## Data to process
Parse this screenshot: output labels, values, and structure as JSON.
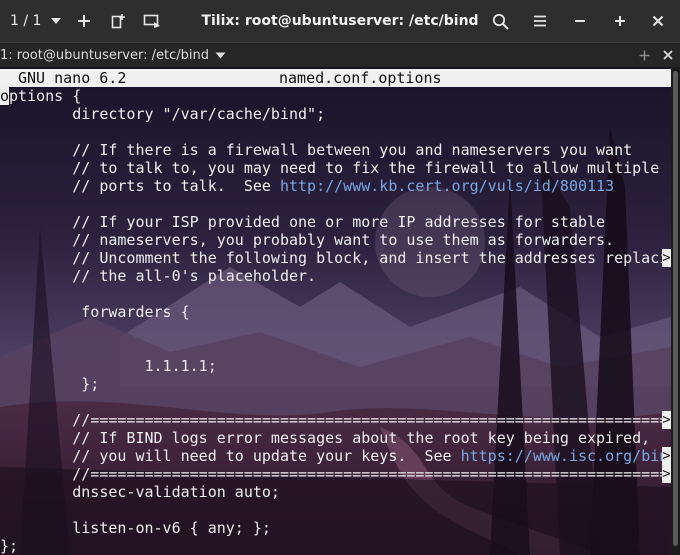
{
  "titlebar": {
    "session_count": "1 / 1",
    "window_title": "Tilix: root@ubuntuserver: /etc/bind",
    "icons": [
      "chevron-down-icon",
      "plus-icon",
      "add-session-icon",
      "sync-input-icon",
      "search-icon",
      "hamburger-menu-icon",
      "minimize-icon",
      "maximize-icon",
      "close-icon"
    ]
  },
  "tab": {
    "title": "1: root@ubuntuserver: /etc/bind",
    "icons": [
      "chevron-down-icon",
      "add-terminal-icon",
      "close-terminal-icon"
    ]
  },
  "nano": {
    "version": "GNU nano 6.2",
    "filename": "named.conf.options",
    "lines": [
      {
        "text": "options {",
        "cursor": true
      },
      {
        "text": "        directory \"/var/cache/bind\";"
      },
      {
        "text": ""
      },
      {
        "text": "        // If there is a firewall between you and nameservers you want"
      },
      {
        "text": "        // to talk to, you may need to fix the firewall to allow multiple"
      },
      {
        "text": "        // ports to talk.  See ",
        "url": "http://www.kb.cert.org/vuls/id/800113"
      },
      {
        "text": ""
      },
      {
        "text": "        // If your ISP provided one or more IP addresses for stable"
      },
      {
        "text": "        // nameservers, you probably want to use them as forwarders."
      },
      {
        "text": "        // Uncomment the following block, and insert the addresses replaci",
        "truncated": true
      },
      {
        "text": "        // the all-0's placeholder."
      },
      {
        "text": ""
      },
      {
        "text": "         forwarders {"
      },
      {
        "text": ""
      },
      {
        "text": ""
      },
      {
        "text": "                1.1.1.1;"
      },
      {
        "text": "         };"
      },
      {
        "text": ""
      },
      {
        "text": "        //=========================================================================",
        "truncated": true
      },
      {
        "text": "        // If BIND logs error messages about the root key being expired,"
      },
      {
        "text": "        // you will need to update your keys.  See ",
        "url": "https://www.isc.org/bin",
        "truncated": true
      },
      {
        "text": "        //=========================================================================",
        "truncated": true
      },
      {
        "text": "        dnssec-validation auto;"
      },
      {
        "text": ""
      },
      {
        "text": "        listen-on-v6 { any; };"
      },
      {
        "text": "};"
      }
    ],
    "truncation_marker": ">"
  },
  "colors": {
    "titlebar_bg": "#2e2e2e",
    "tabbar_bg": "#262626",
    "url": "#79a6e3",
    "text": "#eeeeee",
    "header_bg": "#f0f0f0"
  }
}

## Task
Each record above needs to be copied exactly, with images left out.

## Response below
Parse this screenshot: output labels, values, and structure as JSON.
{
  "titlebar": {
    "session_count": "1 / 1",
    "window_title": "Tilix: root@ubuntuserver: /etc/bind",
    "icons": [
      "chevron-down-icon",
      "plus-icon",
      "add-session-icon",
      "sync-input-icon",
      "search-icon",
      "hamburger-menu-icon",
      "minimize-icon",
      "maximize-icon",
      "close-icon"
    ]
  },
  "tab": {
    "title": "1: root@ubuntuserver: /etc/bind",
    "icons": [
      "chevron-down-icon",
      "add-terminal-icon",
      "close-terminal-icon"
    ]
  },
  "nano": {
    "version": "GNU nano 6.2",
    "filename": "named.conf.options",
    "lines": [
      {
        "text": "options {",
        "cursor": true
      },
      {
        "text": "        directory \"/var/cache/bind\";"
      },
      {
        "text": ""
      },
      {
        "text": "        // If there is a firewall between you and nameservers you want"
      },
      {
        "text": "        // to talk to, you may need to fix the firewall to allow multiple"
      },
      {
        "text": "        // ports to talk.  See ",
        "url": "http://www.kb.cert.org/vuls/id/800113"
      },
      {
        "text": ""
      },
      {
        "text": "        // If your ISP provided one or more IP addresses for stable"
      },
      {
        "text": "        // nameservers, you probably want to use them as forwarders."
      },
      {
        "text": "        // Uncomment the following block, and insert the addresses replaci",
        "truncated": true
      },
      {
        "text": "        // the all-0's placeholder."
      },
      {
        "text": ""
      },
      {
        "text": "         forwarders {"
      },
      {
        "text": ""
      },
      {
        "text": ""
      },
      {
        "text": "                1.1.1.1;"
      },
      {
        "text": "         };"
      },
      {
        "text": ""
      },
      {
        "text": "        //=========================================================================",
        "truncated": true
      },
      {
        "text": "        // If BIND logs error messages about the root key being expired,"
      },
      {
        "text": "        // you will need to update your keys.  See ",
        "url": "https://www.isc.org/bin",
        "truncated": true
      },
      {
        "text": "        //=========================================================================",
        "truncated": true
      },
      {
        "text": "        dnssec-validation auto;"
      },
      {
        "text": ""
      },
      {
        "text": "        listen-on-v6 { any; };"
      },
      {
        "text": "};"
      }
    ],
    "truncation_marker": ">"
  },
  "colors": {
    "titlebar_bg": "#2e2e2e",
    "tabbar_bg": "#262626",
    "url": "#79a6e3",
    "text": "#eeeeee",
    "header_bg": "#f0f0f0"
  }
}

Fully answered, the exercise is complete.